Apartheid has always survived on violence. Forced removals, political assassinations, massacres and mass imprisonments all maintained the apartheid state. Apartheid’s notorious police force was a key institution in this violence. The conversion of violence from public to private institutions provides, therefore, an important window into the persistence of apartheid under democracy. The new apartheid uses a wide repressive apparatus of its own, designed to entrench power and property relations. But this apparatus exists parallel to state control, permeating malls, recreational areas, transport terminals and busy streets.
South Africa’s story is often presented as a triumph of new over old, but while formal apartheid was abolished decades ago, stark and distressing similarities persist.
Dr Sizwe Mpofu-Walsh explores the edifice of systemic racial oppression — the new apartheid — that continues to thrive, despite or even because of our democratic system.
ABOUT THE AUTHOR
Sizwe Mpofu-Walsh is an author, political commentator and recording artist. A postdoctoral fellow at the Wits Institute for Social and Economic Research (WISER), Mpofu-Walsh holds a DPhil in International Relations from Oxford University. His first book, Democracy and Delusion: 10 Myths in South African Politics, was an instant top seller. It won the City Press-Tafelberg Nonfiction Award and was longlisted for the Sunday Times Alan Paton Nonfiction Award. The book was accompanied by a rap album of the same name. Mpofu-Walsh has a popular channel, SMWX -- the Sizwe Mpofu-Walsh Xperience -- where he interviews commentators and politicians and analyses issues that matter in South Africa. He is based in Johannesburg.
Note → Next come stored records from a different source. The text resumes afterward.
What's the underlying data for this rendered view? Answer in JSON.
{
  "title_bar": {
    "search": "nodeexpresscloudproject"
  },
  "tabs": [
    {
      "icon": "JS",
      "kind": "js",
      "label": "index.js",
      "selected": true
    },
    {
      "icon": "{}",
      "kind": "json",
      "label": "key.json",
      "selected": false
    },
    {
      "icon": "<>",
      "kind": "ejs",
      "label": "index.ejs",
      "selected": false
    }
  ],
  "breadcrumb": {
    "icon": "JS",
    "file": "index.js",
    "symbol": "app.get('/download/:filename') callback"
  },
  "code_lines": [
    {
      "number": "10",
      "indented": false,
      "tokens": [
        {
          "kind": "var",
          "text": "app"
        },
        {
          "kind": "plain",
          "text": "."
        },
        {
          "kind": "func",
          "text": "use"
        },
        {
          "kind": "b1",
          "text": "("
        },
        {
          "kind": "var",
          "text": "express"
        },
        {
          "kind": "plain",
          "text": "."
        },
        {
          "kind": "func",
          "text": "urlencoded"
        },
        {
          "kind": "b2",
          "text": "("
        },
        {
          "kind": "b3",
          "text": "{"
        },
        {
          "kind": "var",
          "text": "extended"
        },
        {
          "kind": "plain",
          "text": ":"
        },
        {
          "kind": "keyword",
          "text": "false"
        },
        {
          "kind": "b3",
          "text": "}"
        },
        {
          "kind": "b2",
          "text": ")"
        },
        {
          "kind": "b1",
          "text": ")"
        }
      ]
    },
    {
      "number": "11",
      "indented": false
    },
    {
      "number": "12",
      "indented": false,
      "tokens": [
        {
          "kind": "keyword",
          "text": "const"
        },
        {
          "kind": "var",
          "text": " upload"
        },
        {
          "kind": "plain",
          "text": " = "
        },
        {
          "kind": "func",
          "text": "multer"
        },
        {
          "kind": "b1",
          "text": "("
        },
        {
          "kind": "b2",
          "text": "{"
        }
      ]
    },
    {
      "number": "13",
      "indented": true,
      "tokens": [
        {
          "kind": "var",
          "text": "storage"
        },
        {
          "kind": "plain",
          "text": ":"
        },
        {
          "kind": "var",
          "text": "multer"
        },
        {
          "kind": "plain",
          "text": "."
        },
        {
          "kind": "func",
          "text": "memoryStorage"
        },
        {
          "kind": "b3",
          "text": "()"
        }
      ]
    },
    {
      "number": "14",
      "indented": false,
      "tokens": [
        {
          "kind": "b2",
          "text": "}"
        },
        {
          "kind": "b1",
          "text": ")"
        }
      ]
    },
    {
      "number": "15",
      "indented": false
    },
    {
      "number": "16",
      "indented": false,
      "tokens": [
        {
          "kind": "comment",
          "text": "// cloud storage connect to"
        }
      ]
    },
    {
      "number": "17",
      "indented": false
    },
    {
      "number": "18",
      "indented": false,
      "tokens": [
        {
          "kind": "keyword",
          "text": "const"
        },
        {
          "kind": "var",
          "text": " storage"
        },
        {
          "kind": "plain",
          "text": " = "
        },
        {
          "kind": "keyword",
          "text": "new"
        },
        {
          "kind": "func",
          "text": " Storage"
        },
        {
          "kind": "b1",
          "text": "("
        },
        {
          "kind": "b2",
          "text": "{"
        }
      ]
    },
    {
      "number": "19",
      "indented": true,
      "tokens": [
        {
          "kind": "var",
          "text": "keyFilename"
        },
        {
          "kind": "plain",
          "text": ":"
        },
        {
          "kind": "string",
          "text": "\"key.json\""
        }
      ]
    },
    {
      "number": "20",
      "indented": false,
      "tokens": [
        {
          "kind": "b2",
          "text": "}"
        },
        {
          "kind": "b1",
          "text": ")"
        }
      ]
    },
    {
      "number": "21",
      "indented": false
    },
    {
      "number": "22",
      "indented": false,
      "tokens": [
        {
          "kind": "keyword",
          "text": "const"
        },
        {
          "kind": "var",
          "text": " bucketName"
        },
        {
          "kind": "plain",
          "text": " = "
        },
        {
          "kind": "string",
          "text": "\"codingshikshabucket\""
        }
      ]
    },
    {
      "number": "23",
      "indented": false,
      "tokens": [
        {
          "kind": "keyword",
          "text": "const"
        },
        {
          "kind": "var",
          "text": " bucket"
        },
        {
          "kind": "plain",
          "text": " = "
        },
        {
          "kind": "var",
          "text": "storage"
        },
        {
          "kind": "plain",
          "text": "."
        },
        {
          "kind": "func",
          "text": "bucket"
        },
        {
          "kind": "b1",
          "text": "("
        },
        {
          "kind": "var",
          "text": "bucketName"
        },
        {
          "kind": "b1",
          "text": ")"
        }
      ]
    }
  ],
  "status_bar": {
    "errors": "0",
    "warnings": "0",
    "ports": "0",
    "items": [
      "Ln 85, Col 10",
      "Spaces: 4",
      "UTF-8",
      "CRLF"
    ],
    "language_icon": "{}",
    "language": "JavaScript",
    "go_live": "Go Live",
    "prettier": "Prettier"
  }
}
The New Apartheid is published by Tafelberg, an imprint of NB Publishers